Ikura: A superior source of highly absorbed omega-3s
Native Alaskans report that salmon roe is an excellent first semi-solid food for infants, introduced at about eight months. Click to see kids sampling and savoring our ikura at the 2011 Wise Traditions conference.
Not only does it provide ample omega-3s for the rapidly growing brain and neural system, salmon roe also helps establish a life-long taste for seafood and its many potential health benefits.
According to biomedical scientist Rhonda Patrick Ph.D., salmon roe is extraordinarily rich in phospholipid-form omega-3s (EPA and DHA) which are exceptionally well absorbed by the fetal brain.
She also notes that 40% to 70% of total omega-3s in salmon roe occur in the phospholipid-form, versus only 1% of total omega-3s in salmon flesh.
And while krill oil is unusually rich in phospholipid-form omega-3s — compared with other fish and marine oils — salmon roe is an even richer source.
Lipid scientists from Canada's University of Guelph found that about 60% of the omega-3s in salmon roe occur in the phospholipid-form, versus 49% in krill oil supplements. They also reported that 54% of EPA and 81% of DHA in keta salmon caviar occur in the phospholipid form, versus 60% of total EPA and 61% of total DHA in krill oil supplements (Lacombe RJS et al. 2014).
As the Canadian team noted, "Results from some clinical trials have reported an enhanced bioavailability of krill oil over that of conventional fish oils, which has been speculated to be an effect of krill’s unique enrichment of EPA and DHA in the phospholipid form ... [and salmon] caviar represents a rich source of both omega-3 fatty acids and dietary phospholipids.”
On a practical basis, the Canadian study found that the amounts of phospholipid-form EPA and DHA in one serving of salmon caviar were almost eight times greater than the amount in one capsule of krill oil: an average of 1097mg vs. an average of 138mg.
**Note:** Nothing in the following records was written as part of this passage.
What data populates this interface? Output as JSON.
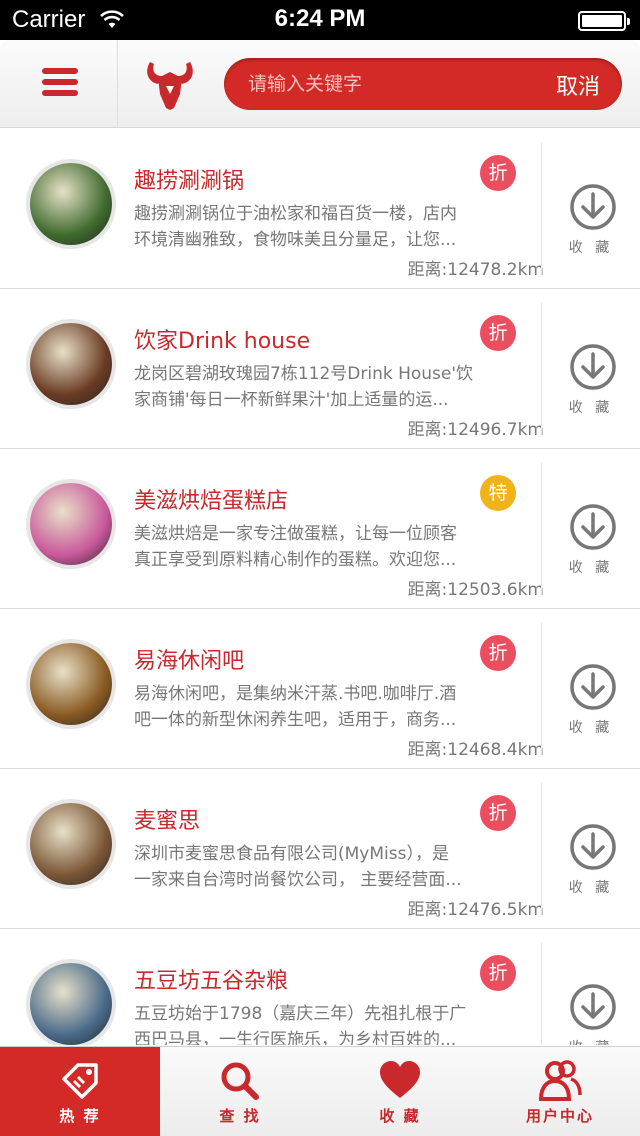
{
  "status_bar": {
    "carrier": "Carrier",
    "time": "6:24 PM",
    "battery_level": 1.0
  },
  "header": {
    "menu_icon": "hamburger-menu-icon",
    "logo_icon": "bull-head-logo",
    "search_placeholder": "请输入关键字",
    "search_value": "",
    "cancel_label": "取消",
    "accent_color": "#d32a27"
  },
  "list": {
    "fav_label": "收 藏",
    "fav_icon": "download-circle-icon",
    "items": [
      {
        "title": "趣捞涮涮锅",
        "tag": "折",
        "tag_color": "#ea4e5f",
        "desc_line1": "趣捞涮涮锅位于油松家和福百货一楼，店内",
        "desc_line2": "环境清幽雅致，食物味美且分量足，让您...",
        "distance": "距离:12478.2km",
        "avatar_color": "#3f6b2e"
      },
      {
        "title": "饮家Drink house",
        "tag": "折",
        "tag_color": "#ea4e5f",
        "desc_line1": "龙岗区碧湖玫瑰园7栋112号Drink House'饮",
        "desc_line2": "家商铺'每日一杯新鲜果汁'加上适量的运...",
        "distance": "距离:12496.7km",
        "avatar_color": "#6a3b23"
      },
      {
        "title": "美滋烘焙蛋糕店",
        "tag": "特",
        "tag_color": "#f1b31c",
        "desc_line1": "美滋烘焙是一家专注做蛋糕，让每一位顾客",
        "desc_line2": "真正享受到原料精心制作的蛋糕。欢迎您...",
        "distance": "距离:12503.6km",
        "avatar_color": "#c9599b"
      },
      {
        "title": "易海休闲吧",
        "tag": "折",
        "tag_color": "#ea4e5f",
        "desc_line1": "易海休闲吧，是集纳米汗蒸.书吧.咖啡厅.酒",
        "desc_line2": "吧一体的新型休闲养生吧，适用于，商务...",
        "distance": "距离:12468.4km",
        "avatar_color": "#8a5a22"
      },
      {
        "title": "麦蜜思",
        "tag": "折",
        "tag_color": "#ea4e5f",
        "desc_line1": "深圳市麦蜜思食品有限公司(MyMiss），是",
        "desc_line2": "一家来自台湾时尚餐饮公司， 主要经营面...",
        "distance": "距离:12476.5km",
        "avatar_color": "#7b5636"
      },
      {
        "title": "五豆坊五谷杂粮",
        "tag": "折",
        "tag_color": "#ea4e5f",
        "desc_line1": "五豆坊始于1798（嘉庆三年）先祖扎根于广",
        "desc_line2": "西巴马县，一生行医施乐，为乡村百姓的...",
        "distance": "",
        "avatar_color": "#4a6a8a"
      }
    ]
  },
  "tab_bar": {
    "tabs": [
      {
        "label": "热 荐",
        "icon": "tag-icon",
        "active": true
      },
      {
        "label": "查 找",
        "icon": "search-icon",
        "active": false
      },
      {
        "label": "收 藏",
        "icon": "heart-icon",
        "active": false
      },
      {
        "label": "用户中心",
        "icon": "users-icon",
        "active": false
      }
    ]
  }
}
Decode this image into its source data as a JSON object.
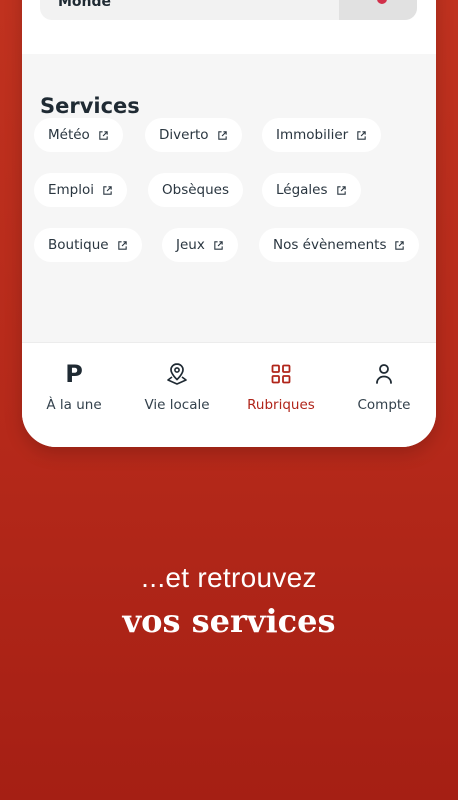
{
  "article": {
    "label": "Monde"
  },
  "services": {
    "title": "Services",
    "items": [
      {
        "label": "Météo",
        "external": true
      },
      {
        "label": "Diverto",
        "external": true
      },
      {
        "label": "Immobilier",
        "external": true
      },
      {
        "label": "Emploi",
        "external": true
      },
      {
        "label": "Obsèques",
        "external": false
      },
      {
        "label": "Légales",
        "external": true
      },
      {
        "label": "Boutique",
        "external": true
      },
      {
        "label": "Jeux",
        "external": true
      },
      {
        "label": "Nos évènements",
        "external": true
      }
    ]
  },
  "nav": {
    "items": [
      {
        "label": "À la une",
        "icon": "p-logo-icon"
      },
      {
        "label": "Vie locale",
        "icon": "map-pin-icon"
      },
      {
        "label": "Rubriques",
        "icon": "grid-icon",
        "active": true
      },
      {
        "label": "Compte",
        "icon": "user-icon"
      }
    ],
    "logo_letter": "P"
  },
  "tagline": {
    "line1": "...et retrouvez",
    "line2": "vos services"
  },
  "colors": {
    "brand_red": "#b5291a",
    "active_nav": "#b0251a",
    "text_dark": "#1f2a33"
  }
}
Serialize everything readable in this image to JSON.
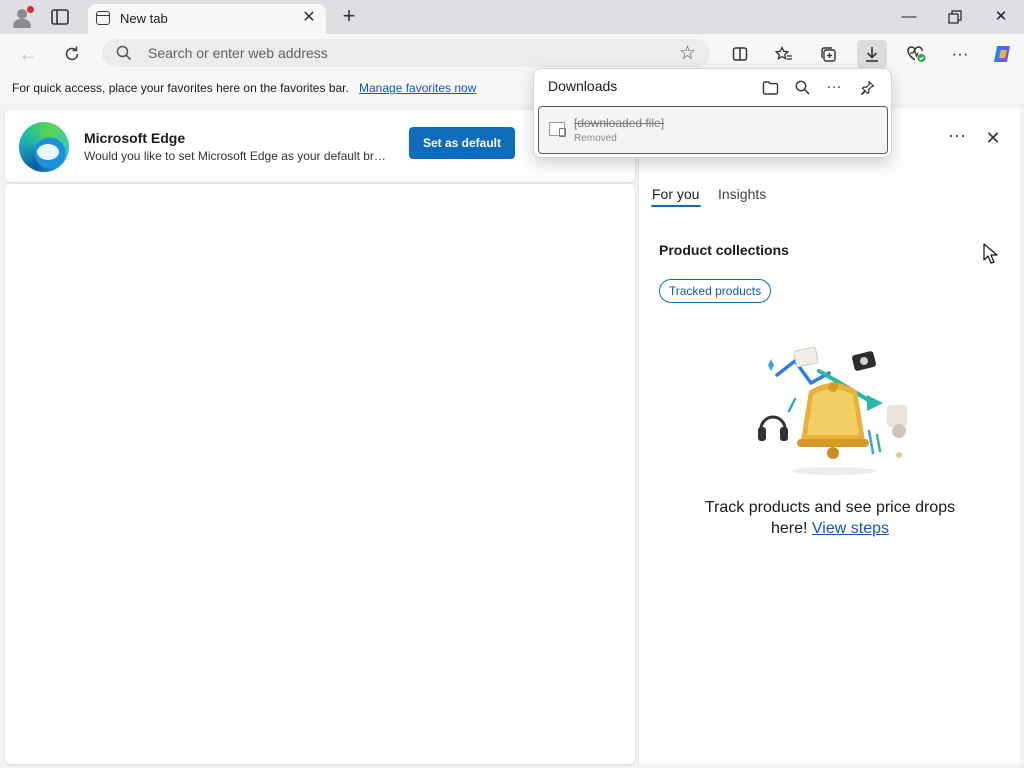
{
  "tab": {
    "title": "New tab"
  },
  "address": {
    "placeholder": "Search or enter web address"
  },
  "favorites_bar": {
    "message": "For quick access, place your favorites here on the favorites bar.",
    "link": "Manage favorites now"
  },
  "banner": {
    "name": "Microsoft Edge",
    "description": "Would you like to set Microsoft Edge as your default browser?",
    "button": "Set as default"
  },
  "downloads": {
    "title": "Downloads",
    "items": [
      {
        "name": "[downloaded file]",
        "status": "Removed"
      }
    ]
  },
  "side_panel": {
    "tabs": [
      "For you",
      "Insights"
    ],
    "section_title": "Product collections",
    "chip": "Tracked products",
    "message": "Track products and see price drops here!",
    "link": "View steps"
  },
  "colors": {
    "accent": "#0f6cbd",
    "link": "#0f5ab8"
  }
}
What People Say
"I absolutely adore your Ikura! ... Time to go fetch more from the freezer..." – Andrea Frankel
Phospholipids vs. other omega-3 forms: Sources
- Burri L et al. Marine omega-3 phospholipids: metabolism and biological activities. Int J Mol Sci. 2012 Nov 21;13(11):15401-19. doi: 10.3390/ijms131115401.
- Lacombe RJS, Tran S, Piekarski J, Holub BJ. The direct comparison of the omega-3 phospholipid content in krill oil supplements and salmon caviar. University of Guelph. 2014.
- Murru E, Banni S, Carta G. Nutritional properties of dietary omega-3-enriched phospholipids. Biomed Res Int. 2013;2013:965417. doi: 10.1155/2013/965417. Epub 2013 Jul 31. Review.
- Ramprasath VR, Eyal I, Zchut S, Jones PJ. Enhanced increase of omega-3 index in
- healthy individuals with response to 4-week n-3 fatty acid supplementation from krill oil versus fish oil. Lipids Health Dis. 2013 Dec 5;12:178. doi: 10.1186/1476-511X-12-178.
- Rossmeisl M et al. Metabolic effects of n-3 PUFA as phospholipids are superior to triglycerides in mice fed a high-fat diet: possible role of endocannabinoids. PLoS One. 2012;7(6):e38834. doi: 10.1371/journal.pone.0038834. Epub 2012 Jun 11.
- Schuchardt JP et al. Incorporation of EPA and DHA into plasma phospholipids in response to different omega-3 fatty acid formulations--a comparative bioavailability study of fish oil vs. krill oil. Lipids Health Dis. 2011 Aug 22;10:145. doi: 10.1186/1476-511X-10-145.